AFAP delegates hammer out issues

If you’ve ever tried to change your Army Post Office address through the U.S. Postal Service Web site, you know you can’t. 

Want to order a Macintosh computer from the Apple Online Store or curtains from Overstock and have them mailed to your APO address? Ditto.

Delegates at the U.S. Army Garrison Stuttgart 2010 Army Family Action Plan conference feel your pain.

That’s why the lack of global acceptance of APO addresses was one of 12 issues presented for resolution to USAG Stuttgart leadership during the conference, held Feb. 25-26 in the Swabian Special Events Center on Patch Barracks.

AFAP allows members of the Stuttgart community the opportunity to voice concerns and issues to installation, Army and even Defense Department leadership.

Issues are solicited from across the community. At the conference, delegates examine the issues, recommend resolutions and determine which issues they consider the most important to the welfare of the community.

“We’re going to take these issues, and over the next several months, meet with Col. Pastore [the USAG Stuttgart commander] and subject matter experts to see what we can do locally to resolve any part of the issue,” said Lisa Ordukaya, the USAG Stuttgart AFAP program manager.

“Then, we will work on sending the issues further up the chain.
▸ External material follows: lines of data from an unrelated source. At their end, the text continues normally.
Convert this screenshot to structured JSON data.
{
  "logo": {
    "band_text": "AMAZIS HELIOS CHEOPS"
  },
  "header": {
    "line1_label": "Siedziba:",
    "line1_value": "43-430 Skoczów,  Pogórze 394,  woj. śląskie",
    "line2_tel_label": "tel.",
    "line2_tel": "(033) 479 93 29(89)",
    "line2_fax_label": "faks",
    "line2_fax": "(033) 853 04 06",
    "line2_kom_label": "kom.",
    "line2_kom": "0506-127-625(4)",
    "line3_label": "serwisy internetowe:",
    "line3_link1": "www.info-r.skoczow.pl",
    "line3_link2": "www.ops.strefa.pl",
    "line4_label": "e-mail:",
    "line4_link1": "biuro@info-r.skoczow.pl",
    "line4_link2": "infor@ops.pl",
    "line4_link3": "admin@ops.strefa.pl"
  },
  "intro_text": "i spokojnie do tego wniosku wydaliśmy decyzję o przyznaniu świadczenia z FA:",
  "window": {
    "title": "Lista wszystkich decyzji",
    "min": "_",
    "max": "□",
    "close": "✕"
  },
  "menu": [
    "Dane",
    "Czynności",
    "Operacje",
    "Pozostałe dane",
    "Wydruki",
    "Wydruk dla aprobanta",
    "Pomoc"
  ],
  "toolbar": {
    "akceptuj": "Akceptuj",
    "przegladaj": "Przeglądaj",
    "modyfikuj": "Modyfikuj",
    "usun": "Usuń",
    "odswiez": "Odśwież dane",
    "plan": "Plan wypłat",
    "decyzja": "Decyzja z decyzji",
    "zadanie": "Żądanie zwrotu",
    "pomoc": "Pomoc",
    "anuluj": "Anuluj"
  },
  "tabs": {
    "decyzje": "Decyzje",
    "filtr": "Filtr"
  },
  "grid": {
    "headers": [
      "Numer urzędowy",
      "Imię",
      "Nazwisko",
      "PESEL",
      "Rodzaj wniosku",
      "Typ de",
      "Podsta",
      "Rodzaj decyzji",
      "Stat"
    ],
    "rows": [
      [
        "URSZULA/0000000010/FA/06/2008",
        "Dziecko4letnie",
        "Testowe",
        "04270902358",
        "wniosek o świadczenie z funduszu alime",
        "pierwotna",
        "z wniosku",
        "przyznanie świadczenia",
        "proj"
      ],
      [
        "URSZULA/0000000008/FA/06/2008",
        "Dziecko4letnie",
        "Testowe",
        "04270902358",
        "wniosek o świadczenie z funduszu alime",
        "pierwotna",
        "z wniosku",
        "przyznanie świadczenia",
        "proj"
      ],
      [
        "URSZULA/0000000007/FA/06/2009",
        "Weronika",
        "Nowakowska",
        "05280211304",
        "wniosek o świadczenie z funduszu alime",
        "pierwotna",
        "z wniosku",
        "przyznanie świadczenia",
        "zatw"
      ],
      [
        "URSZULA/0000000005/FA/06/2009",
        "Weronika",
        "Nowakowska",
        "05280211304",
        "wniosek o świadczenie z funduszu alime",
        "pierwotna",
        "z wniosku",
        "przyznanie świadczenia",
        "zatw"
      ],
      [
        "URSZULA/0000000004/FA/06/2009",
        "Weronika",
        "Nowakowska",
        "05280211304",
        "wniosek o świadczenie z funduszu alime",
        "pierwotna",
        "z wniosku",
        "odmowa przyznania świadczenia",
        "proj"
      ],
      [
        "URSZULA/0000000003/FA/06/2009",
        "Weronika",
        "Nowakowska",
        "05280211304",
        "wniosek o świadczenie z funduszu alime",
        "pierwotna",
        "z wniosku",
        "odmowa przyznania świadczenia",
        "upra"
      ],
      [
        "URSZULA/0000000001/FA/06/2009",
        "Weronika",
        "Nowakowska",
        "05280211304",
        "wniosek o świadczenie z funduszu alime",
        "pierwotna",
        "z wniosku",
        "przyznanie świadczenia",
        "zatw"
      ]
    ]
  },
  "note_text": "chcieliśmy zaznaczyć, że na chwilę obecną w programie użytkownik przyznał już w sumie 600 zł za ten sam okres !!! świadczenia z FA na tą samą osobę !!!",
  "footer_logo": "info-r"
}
Our goal is to get the issues pushed up as far as we can take them,” she said.

While AFAP is an Army program, many times the results are advantageous to all military members.

“There are a lot of changes that have come out of AFAP that don’t just benefit the Army, but all the services,” said Ordukaya.

She offered up the Post 9-11 GI Bill as an example. “That’s a huge thing that came out of AFAP and impacted all military folks,” she said.

Because Stuttgart is a joint services environment, conference delegates are selected to reflect the demographics of the community.

“There’s a cross mix of every branch, every rank, active duty and reserve,” said Ordukaya. Family members, youth, civilian employees and retirees are also included, she added.

Marine Sgt. Lydia Davey was a first-time delegate this year. Not sure what to expect, she anticipated the conference would be “death by Powerpoint.”

She was wrong. “I didn’t expect it to be as interactive, interesting and as relevant as it was. I was surprised at the passion people carried into the room,” she said. “It was a positive experience.”

Bob Williams, an operations research analyst with U.S. Africa Command who has participated in other installations’ AFAP conferences in the past, seconded that opinion. “The people here are very interested in seeing that issues for the Army and joint services are carried forward to the decision makers.

“It’s a meaningful process that will bring a lot of good not only to Stuttgart, but to the services, as well,” he said.